The ownership (equity)
Distribution of the operating results (profits/loss)
Compensation for individual contribution (time/results/etc)
In working with clients- we find that determining each of these separately is a good way to go.
If you want to discuss your situation, in confidence, send me a pm or contact me directly.
1. Why is this a partnership and not a stock deal? Then you can price your shares and allocate accordingly. 2. Here`s the way I would write it (note: this is off the top of my head and without really knowing the details of an of the partners involved). GM would get 50% and the rest would get 25% (or any number based on what they invested.) I would also write a consulting fee contract into the partnership, so when they help they get paid for their time.But you really need to have a very attorney who is an expert at partnership contract help you with this one. Nothing is more important than your partnership contract because you three will be married to this business for years and the quickest way to turn a friend into an enemy is to borrow money or go into a partnership with him. A really good attorney can go a long way to having that not happen to you.I can`t stress enough to find the best attorney you can afford and have him sit down with all of you to write out the contract.

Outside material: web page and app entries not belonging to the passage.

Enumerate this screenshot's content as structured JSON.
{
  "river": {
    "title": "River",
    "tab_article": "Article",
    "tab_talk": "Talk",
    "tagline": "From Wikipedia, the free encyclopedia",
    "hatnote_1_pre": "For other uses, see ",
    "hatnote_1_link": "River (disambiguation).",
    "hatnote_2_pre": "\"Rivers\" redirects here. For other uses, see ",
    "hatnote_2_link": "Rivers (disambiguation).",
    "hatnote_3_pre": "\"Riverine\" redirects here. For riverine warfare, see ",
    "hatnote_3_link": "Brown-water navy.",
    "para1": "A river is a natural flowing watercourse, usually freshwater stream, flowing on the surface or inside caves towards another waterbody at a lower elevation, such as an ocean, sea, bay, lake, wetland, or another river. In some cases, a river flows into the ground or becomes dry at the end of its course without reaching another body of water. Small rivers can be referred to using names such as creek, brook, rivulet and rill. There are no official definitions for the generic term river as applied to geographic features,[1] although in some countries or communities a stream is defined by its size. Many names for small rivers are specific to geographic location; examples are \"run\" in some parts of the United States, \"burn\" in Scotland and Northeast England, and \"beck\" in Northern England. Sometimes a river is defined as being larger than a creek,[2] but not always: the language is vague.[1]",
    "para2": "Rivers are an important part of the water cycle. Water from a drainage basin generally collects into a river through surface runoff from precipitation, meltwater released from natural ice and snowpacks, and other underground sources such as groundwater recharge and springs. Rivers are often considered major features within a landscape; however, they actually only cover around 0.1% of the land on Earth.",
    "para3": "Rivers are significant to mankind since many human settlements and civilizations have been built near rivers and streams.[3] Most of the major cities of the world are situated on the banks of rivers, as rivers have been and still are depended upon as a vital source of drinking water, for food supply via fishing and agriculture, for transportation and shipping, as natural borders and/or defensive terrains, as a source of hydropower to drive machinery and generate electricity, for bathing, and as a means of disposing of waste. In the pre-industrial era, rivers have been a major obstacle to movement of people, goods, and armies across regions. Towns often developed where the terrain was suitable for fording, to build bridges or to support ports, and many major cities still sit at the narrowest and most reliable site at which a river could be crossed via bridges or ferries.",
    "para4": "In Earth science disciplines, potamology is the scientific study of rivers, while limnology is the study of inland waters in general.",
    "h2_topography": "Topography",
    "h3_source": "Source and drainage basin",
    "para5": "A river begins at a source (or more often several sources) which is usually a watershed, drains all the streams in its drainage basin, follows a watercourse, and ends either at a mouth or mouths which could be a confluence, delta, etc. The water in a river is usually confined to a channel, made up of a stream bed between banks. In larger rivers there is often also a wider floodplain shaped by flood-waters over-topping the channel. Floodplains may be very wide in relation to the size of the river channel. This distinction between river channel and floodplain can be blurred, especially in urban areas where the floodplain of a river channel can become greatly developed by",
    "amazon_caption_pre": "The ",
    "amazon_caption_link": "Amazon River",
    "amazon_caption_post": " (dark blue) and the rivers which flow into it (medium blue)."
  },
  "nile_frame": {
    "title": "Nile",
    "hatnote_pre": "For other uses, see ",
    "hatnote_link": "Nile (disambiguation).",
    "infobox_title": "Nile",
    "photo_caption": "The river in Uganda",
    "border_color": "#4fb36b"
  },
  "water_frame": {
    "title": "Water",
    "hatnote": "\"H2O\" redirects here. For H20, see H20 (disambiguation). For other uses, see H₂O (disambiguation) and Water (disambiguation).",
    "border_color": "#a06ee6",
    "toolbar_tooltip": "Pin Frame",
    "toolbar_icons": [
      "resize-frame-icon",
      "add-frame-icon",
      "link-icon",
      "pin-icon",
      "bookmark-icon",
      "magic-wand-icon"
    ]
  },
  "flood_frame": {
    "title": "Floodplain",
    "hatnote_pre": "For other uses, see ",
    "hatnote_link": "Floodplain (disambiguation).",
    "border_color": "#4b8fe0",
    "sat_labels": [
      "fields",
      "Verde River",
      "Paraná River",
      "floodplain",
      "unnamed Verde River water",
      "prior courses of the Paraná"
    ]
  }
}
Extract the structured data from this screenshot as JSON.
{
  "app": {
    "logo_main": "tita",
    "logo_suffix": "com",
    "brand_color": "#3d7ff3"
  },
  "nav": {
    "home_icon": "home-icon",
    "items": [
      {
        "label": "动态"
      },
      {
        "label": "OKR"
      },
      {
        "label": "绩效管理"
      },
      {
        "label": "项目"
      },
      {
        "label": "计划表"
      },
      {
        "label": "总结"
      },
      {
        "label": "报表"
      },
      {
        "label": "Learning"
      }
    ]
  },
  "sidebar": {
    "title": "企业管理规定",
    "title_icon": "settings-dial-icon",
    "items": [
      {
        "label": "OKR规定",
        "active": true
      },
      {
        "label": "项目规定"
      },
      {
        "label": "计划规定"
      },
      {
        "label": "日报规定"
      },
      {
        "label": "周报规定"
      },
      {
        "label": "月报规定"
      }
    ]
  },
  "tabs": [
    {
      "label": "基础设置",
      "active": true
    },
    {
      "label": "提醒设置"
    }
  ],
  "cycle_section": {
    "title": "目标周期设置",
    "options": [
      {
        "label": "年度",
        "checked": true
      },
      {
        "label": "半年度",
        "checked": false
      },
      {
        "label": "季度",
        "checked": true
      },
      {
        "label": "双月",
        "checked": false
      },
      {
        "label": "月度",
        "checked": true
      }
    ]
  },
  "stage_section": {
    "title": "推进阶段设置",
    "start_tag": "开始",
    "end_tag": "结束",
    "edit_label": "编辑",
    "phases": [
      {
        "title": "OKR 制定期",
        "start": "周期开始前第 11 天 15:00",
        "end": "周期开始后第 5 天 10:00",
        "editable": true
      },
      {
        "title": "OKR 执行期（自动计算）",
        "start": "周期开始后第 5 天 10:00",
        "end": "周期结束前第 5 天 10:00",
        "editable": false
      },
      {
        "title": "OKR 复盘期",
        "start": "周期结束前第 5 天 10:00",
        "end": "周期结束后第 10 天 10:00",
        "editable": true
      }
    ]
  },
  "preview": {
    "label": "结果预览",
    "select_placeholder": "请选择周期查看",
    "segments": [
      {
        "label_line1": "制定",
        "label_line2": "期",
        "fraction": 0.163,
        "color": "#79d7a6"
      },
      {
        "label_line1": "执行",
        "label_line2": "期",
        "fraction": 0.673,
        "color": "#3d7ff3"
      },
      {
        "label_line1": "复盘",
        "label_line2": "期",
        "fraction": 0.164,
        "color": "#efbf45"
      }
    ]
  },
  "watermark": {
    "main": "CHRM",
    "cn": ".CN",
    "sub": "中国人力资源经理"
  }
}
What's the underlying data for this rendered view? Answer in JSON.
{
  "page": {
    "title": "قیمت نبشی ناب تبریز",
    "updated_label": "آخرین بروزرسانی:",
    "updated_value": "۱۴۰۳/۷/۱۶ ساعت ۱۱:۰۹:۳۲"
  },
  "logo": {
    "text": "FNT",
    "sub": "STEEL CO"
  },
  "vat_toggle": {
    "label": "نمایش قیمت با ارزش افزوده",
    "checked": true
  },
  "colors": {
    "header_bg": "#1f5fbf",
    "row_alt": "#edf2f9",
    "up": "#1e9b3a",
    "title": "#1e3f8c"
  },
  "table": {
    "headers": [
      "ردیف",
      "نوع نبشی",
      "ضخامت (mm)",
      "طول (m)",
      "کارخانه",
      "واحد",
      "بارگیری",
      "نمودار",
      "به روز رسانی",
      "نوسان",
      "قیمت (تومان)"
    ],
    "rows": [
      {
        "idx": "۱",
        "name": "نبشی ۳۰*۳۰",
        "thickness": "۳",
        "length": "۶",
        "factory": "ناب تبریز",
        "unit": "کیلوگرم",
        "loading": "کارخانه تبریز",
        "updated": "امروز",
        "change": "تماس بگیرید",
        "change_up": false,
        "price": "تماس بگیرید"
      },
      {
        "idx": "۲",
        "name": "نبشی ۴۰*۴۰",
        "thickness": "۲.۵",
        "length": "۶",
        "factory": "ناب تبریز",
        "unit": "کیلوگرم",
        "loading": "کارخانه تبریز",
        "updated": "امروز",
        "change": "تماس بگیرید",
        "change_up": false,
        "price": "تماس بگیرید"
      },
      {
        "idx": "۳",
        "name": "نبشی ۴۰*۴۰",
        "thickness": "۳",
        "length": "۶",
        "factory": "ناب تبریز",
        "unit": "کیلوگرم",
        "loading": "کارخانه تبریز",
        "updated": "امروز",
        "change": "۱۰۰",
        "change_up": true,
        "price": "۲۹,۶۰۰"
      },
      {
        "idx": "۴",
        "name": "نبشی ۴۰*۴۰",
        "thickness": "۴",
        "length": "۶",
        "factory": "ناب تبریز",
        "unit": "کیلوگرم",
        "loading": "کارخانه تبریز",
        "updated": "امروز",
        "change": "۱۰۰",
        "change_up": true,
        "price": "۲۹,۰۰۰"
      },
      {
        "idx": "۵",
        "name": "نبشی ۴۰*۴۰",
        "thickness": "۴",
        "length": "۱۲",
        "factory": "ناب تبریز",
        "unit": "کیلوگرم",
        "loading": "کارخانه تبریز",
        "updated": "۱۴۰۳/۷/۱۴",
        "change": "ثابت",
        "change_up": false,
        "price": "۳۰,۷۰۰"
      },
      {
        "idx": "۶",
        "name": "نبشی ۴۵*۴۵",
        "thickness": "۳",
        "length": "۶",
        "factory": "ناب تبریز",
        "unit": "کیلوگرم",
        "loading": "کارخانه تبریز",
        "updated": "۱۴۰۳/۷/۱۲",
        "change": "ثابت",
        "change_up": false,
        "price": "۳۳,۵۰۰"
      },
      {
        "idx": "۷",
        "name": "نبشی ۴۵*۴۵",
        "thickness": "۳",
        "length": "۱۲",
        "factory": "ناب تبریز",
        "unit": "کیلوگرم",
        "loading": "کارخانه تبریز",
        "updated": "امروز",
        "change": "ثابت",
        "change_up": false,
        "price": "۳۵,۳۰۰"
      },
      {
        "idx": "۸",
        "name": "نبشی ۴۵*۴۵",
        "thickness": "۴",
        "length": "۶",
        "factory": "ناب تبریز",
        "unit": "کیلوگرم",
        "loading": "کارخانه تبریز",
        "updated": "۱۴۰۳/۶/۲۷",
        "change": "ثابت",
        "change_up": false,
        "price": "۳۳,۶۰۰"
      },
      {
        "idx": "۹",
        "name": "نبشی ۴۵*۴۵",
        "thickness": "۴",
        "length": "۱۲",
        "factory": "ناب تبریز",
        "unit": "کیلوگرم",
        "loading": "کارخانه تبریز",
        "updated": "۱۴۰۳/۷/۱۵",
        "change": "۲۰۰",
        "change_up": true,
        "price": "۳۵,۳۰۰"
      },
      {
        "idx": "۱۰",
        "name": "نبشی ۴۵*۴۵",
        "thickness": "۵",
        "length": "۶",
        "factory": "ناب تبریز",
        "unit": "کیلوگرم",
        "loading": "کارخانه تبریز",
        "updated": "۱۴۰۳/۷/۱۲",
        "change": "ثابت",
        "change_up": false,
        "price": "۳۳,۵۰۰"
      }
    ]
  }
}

It will be the best money you spent on the business.
Shoot me a PM and I`m happy to share.
Hi Eric, can you send me a copy of your Excel tool as it may just help me out
2. The partner that will work should be given compensation agreed by the three partners.
3. Dividend will be declared by the end of the year (recommended).